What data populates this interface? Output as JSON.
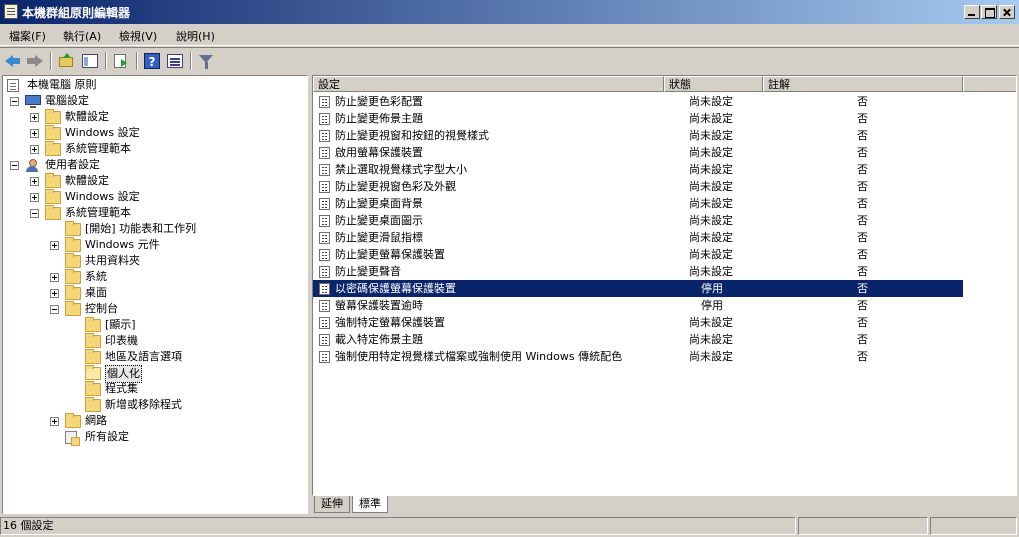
{
  "window": {
    "title": "本機群組原則編輯器"
  },
  "menu": [
    "檔案(F)",
    "執行(A)",
    "檢視(V)",
    "說明(H)"
  ],
  "tree": [
    {
      "label": "本機電腦 原則",
      "level": 0,
      "icon": "document-icon",
      "expander": ""
    },
    {
      "label": "電腦設定",
      "level": 1,
      "icon": "computer-icon",
      "expander": "minus"
    },
    {
      "label": "軟體設定",
      "level": 2,
      "icon": "folder-icon",
      "expander": "plus"
    },
    {
      "label": "Windows 設定",
      "level": 2,
      "icon": "folder-icon",
      "expander": "plus"
    },
    {
      "label": "系統管理範本",
      "level": 2,
      "icon": "folder-icon",
      "expander": "plus"
    },
    {
      "label": "使用者設定",
      "level": 1,
      "icon": "user-icon",
      "expander": "minus"
    },
    {
      "label": "軟體設定",
      "level": 2,
      "icon": "folder-icon",
      "expander": "plus"
    },
    {
      "label": "Windows 設定",
      "level": 2,
      "icon": "folder-icon",
      "expander": "plus"
    },
    {
      "label": "系統管理範本",
      "level": 2,
      "icon": "folder-icon",
      "expander": "minus"
    },
    {
      "label": "[開始] 功能表和工作列",
      "level": 3,
      "icon": "folder-icon",
      "expander": ""
    },
    {
      "label": "Windows 元件",
      "level": 3,
      "icon": "folder-icon",
      "expander": "plus"
    },
    {
      "label": "共用資料夾",
      "level": 3,
      "icon": "folder-icon",
      "expander": ""
    },
    {
      "label": "系統",
      "level": 3,
      "icon": "folder-icon",
      "expander": "plus"
    },
    {
      "label": "桌面",
      "level": 3,
      "icon": "folder-icon",
      "expander": "plus"
    },
    {
      "label": "控制台",
      "level": 3,
      "icon": "folder-icon",
      "expander": "minus"
    },
    {
      "label": "[顯示]",
      "level": 4,
      "icon": "folder-icon",
      "expander": ""
    },
    {
      "label": "印表機",
      "level": 4,
      "icon": "folder-icon",
      "expander": ""
    },
    {
      "label": "地區及語言選項",
      "level": 4,
      "icon": "folder-icon",
      "expander": ""
    },
    {
      "label": "個人化",
      "level": 4,
      "icon": "folder-icon",
      "expander": "",
      "selected": true
    },
    {
      "label": "程式集",
      "level": 4,
      "icon": "folder-icon",
      "expander": ""
    },
    {
      "label": "新增或移除程式",
      "level": 4,
      "icon": "folder-icon",
      "expander": ""
    },
    {
      "label": "網路",
      "level": 3,
      "icon": "folder-icon",
      "expander": "plus"
    },
    {
      "label": "所有設定",
      "level": 3,
      "icon": "all-settings-icon",
      "expander": ""
    }
  ],
  "list": {
    "columns": [
      "設定",
      "狀態",
      "註解"
    ],
    "rows": [
      {
        "setting": "防止變更色彩配置",
        "state": "尚未設定",
        "comment": "否"
      },
      {
        "setting": "防止變更佈景主題",
        "state": "尚未設定",
        "comment": "否"
      },
      {
        "setting": "防止變更視窗和按鈕的視覺樣式",
        "state": "尚未設定",
        "comment": "否"
      },
      {
        "setting": "啟用螢幕保護裝置",
        "state": "尚未設定",
        "comment": "否"
      },
      {
        "setting": "禁止選取視覺樣式字型大小",
        "state": "尚未設定",
        "comment": "否"
      },
      {
        "setting": "防止變更視窗色彩及外觀",
        "state": "尚未設定",
        "comment": "否"
      },
      {
        "setting": "防止變更桌面背景",
        "state": "尚未設定",
        "comment": "否"
      },
      {
        "setting": "防止變更桌面圖示",
        "state": "尚未設定",
        "comment": "否"
      },
      {
        "setting": "防止變更滑鼠指標",
        "state": "尚未設定",
        "comment": "否"
      },
      {
        "setting": "防止變更螢幕保護裝置",
        "state": "尚未設定",
        "comment": "否"
      },
      {
        "setting": "防止變更聲音",
        "state": "尚未設定",
        "comment": "否"
      },
      {
        "setting": "以密碼保護螢幕保護裝置",
        "state": "停用",
        "comment": "否",
        "selected": true
      },
      {
        "setting": "螢幕保護裝置逾時",
        "state": "停用",
        "comment": "否"
      },
      {
        "setting": "強制特定螢幕保護裝置",
        "state": "尚未設定",
        "comment": "否"
      },
      {
        "setting": "載入特定佈景主題",
        "state": "尚未設定",
        "comment": "否"
      },
      {
        "setting": "強制使用特定視覺樣式檔案或強制使用 Windows 傳統配色",
        "state": "尚未設定",
        "comment": "否"
      }
    ]
  },
  "tabs": [
    {
      "label": "延伸",
      "active": false
    },
    {
      "label": "標準",
      "active": true
    }
  ],
  "status": {
    "text": "16 個設定"
  },
  "colors": {
    "selection": "#0a246a",
    "titlebar_start": "#0a246a",
    "titlebar_end": "#a6caf0"
  }
}
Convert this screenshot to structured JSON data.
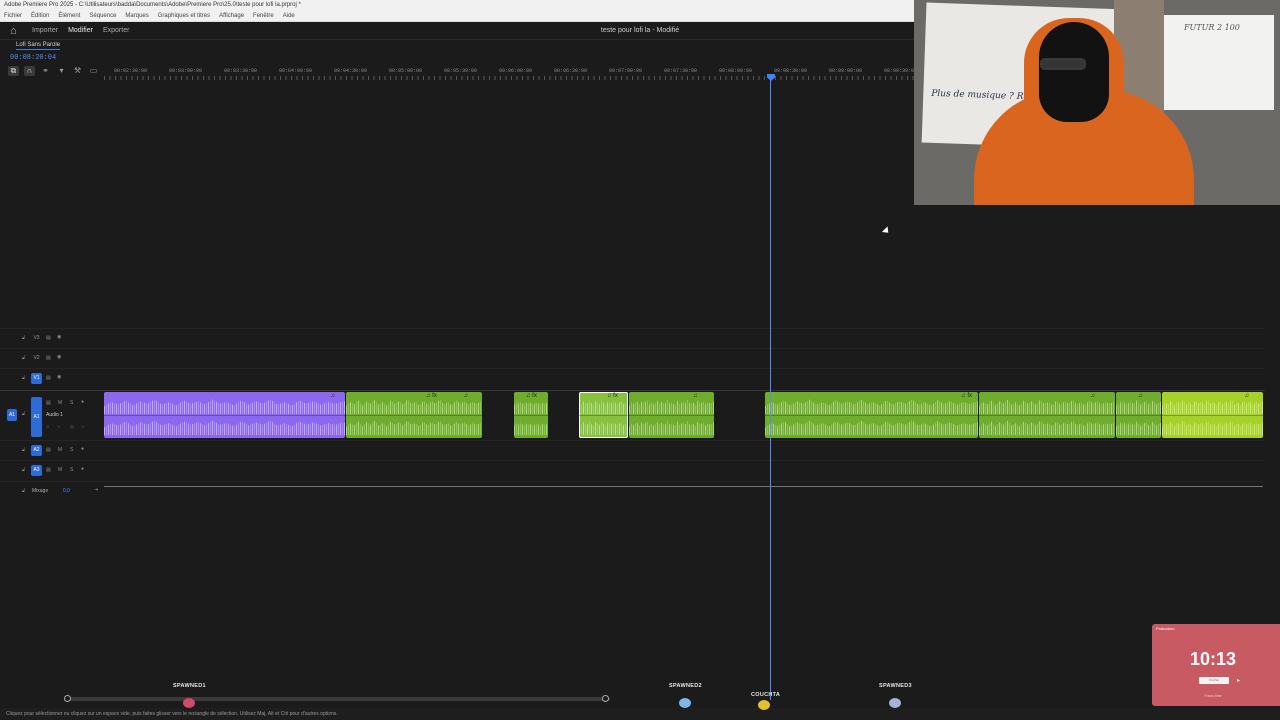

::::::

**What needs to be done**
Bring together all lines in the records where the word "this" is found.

**Solved exercise**
What data populates this interface? Output as JSON.
Convert this screenshot to structured JSON data.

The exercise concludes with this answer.